I always loved the operetta by Offenbach. Another rendition of the myth that is worth mentioning is Beard's Roman Women by Anthony Burgess, about a writer that's or may not be haunted by the ghost of his dead wife while trying to get on with his life with an Italian girlfriend in Rome.

A Tarkabarka Hölgy said...

The myth of Orpheus always made me both sad and angry...

The Multicolored Diary

Elena @ ElenaSquareEyes said...

I've gone through and read a lot of your A-Z post and found them really interesting and enlightening. I realised I know the names of a lot of the various Greek Gods, myths or characters thanks to popular culture but not necessarily their stories, so this has been really helpful in filling in those gaps :)
My A-Z in April is all about characters I love. Latest post: O is for Sally Owens.

Melanie Atherton Allen said...
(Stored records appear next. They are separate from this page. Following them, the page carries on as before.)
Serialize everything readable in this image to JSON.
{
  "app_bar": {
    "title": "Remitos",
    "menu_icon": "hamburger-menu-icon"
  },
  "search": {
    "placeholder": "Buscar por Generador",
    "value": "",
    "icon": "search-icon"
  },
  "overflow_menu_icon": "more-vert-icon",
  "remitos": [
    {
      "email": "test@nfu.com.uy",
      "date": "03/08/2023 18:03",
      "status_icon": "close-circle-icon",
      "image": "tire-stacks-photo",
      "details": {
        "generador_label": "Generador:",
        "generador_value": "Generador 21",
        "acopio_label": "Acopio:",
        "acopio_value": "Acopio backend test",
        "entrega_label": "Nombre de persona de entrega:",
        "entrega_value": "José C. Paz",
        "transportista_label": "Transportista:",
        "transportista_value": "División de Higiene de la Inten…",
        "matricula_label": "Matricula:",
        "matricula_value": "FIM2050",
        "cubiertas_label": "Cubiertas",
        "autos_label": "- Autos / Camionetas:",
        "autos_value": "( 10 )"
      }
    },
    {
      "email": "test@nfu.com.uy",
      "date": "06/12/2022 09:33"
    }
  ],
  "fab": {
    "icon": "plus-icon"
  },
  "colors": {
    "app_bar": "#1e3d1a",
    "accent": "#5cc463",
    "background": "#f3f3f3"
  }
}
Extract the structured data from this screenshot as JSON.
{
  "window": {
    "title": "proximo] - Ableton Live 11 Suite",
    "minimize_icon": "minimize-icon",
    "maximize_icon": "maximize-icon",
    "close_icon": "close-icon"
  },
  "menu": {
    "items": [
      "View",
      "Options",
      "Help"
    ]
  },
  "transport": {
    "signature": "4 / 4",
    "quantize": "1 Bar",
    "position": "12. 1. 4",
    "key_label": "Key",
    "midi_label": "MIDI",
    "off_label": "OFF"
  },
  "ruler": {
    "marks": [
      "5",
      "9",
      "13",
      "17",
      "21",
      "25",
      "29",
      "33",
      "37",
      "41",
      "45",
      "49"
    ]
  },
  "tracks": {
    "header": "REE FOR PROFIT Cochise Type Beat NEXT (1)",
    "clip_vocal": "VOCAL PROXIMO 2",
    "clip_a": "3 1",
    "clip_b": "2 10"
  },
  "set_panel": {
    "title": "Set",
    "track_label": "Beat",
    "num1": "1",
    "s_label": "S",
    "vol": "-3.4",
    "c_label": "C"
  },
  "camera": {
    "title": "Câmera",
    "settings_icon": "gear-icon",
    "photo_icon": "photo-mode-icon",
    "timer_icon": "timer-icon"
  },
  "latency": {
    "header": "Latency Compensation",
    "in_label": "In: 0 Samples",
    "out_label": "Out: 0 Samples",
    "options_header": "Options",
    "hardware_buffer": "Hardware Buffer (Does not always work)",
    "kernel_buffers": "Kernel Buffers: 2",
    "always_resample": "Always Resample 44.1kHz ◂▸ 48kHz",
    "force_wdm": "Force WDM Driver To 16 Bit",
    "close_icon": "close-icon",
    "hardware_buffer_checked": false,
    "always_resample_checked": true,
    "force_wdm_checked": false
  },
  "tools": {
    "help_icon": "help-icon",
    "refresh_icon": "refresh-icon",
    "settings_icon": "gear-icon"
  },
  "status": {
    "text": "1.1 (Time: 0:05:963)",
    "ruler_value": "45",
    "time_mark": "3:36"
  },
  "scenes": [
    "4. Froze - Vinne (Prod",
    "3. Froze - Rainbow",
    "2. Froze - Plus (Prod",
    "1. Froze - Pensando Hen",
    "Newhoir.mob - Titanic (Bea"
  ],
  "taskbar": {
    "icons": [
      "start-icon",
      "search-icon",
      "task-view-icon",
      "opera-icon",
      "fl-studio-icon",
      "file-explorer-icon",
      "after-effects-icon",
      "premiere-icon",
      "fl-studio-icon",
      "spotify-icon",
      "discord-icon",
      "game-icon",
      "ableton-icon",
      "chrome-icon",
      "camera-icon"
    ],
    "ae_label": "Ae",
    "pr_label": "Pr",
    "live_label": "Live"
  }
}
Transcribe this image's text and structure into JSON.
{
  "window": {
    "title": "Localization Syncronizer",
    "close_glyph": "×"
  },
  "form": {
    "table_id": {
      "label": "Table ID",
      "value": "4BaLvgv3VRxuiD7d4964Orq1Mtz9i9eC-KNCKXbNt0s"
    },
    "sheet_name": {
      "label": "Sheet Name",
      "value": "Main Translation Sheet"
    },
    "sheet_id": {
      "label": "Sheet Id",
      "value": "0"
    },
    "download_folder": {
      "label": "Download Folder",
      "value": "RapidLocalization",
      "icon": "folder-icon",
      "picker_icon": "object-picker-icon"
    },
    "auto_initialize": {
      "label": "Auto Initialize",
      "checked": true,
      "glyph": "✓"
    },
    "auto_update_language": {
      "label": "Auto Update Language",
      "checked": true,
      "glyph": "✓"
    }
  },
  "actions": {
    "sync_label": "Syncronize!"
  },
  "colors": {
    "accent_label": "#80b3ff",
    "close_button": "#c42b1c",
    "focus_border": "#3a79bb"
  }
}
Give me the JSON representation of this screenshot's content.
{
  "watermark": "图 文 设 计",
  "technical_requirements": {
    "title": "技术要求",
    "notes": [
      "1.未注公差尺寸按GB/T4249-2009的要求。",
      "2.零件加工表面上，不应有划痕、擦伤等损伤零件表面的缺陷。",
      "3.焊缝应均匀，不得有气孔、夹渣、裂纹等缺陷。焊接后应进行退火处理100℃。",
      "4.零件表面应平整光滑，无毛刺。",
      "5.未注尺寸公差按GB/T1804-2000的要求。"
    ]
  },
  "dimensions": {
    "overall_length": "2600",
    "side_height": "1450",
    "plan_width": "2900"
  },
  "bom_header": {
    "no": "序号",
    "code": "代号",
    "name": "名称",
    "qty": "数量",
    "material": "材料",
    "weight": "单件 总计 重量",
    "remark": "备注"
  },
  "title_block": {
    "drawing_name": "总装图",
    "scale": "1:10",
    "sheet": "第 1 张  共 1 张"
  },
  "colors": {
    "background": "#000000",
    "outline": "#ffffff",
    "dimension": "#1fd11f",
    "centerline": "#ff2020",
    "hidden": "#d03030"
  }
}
Another fascinating post! You always (every single time!) fill in details that I did not know. I love the thing here about Bran the Blessed's head. There's also the story about St. Denis' head talking after he was beheaded. He preached, apparently, a fine sermon, holding his severed head in his hands the whole time. I think if I saw something like that, I'd have a bit of trouble attending to the sermon, I'd be so spooked. But hey, maybe it would focus the attention instead. Who knows?

Guillaume said...

By the way, this is the best version IMO of the operetta:

Sue Bursztynski said...

Hi Guillaume! Yes, there are a lot of root myths around, and story types, agreed! And thanks for sharing your suggested recording of that operetta.

Hi Anita! Both are four syllable names. It’s unfortunate that “calliope” should have ended up as the name of an instrument played at carnivals, though.

Hi Anne! No, definitely not a good way to die!

Hi Dena! Glad you have discovered something new!

Welcome to my blog, Elena! Looking forward to visiting yours.

Thanks, Melanie! I must admit I hadn’t heard of St Denis’s head, but not surprised. Christian martyr stories are often as over the top as any myth!

Hi Zalka! Yes, the story of Orpheus is rather sad and frustrating, isn’t it?

Ronel Janse van Vuuren said...

I like the version with the fae better.

Ronel visiting for the A-Z Challenge with an A-Z of Faerie: Odin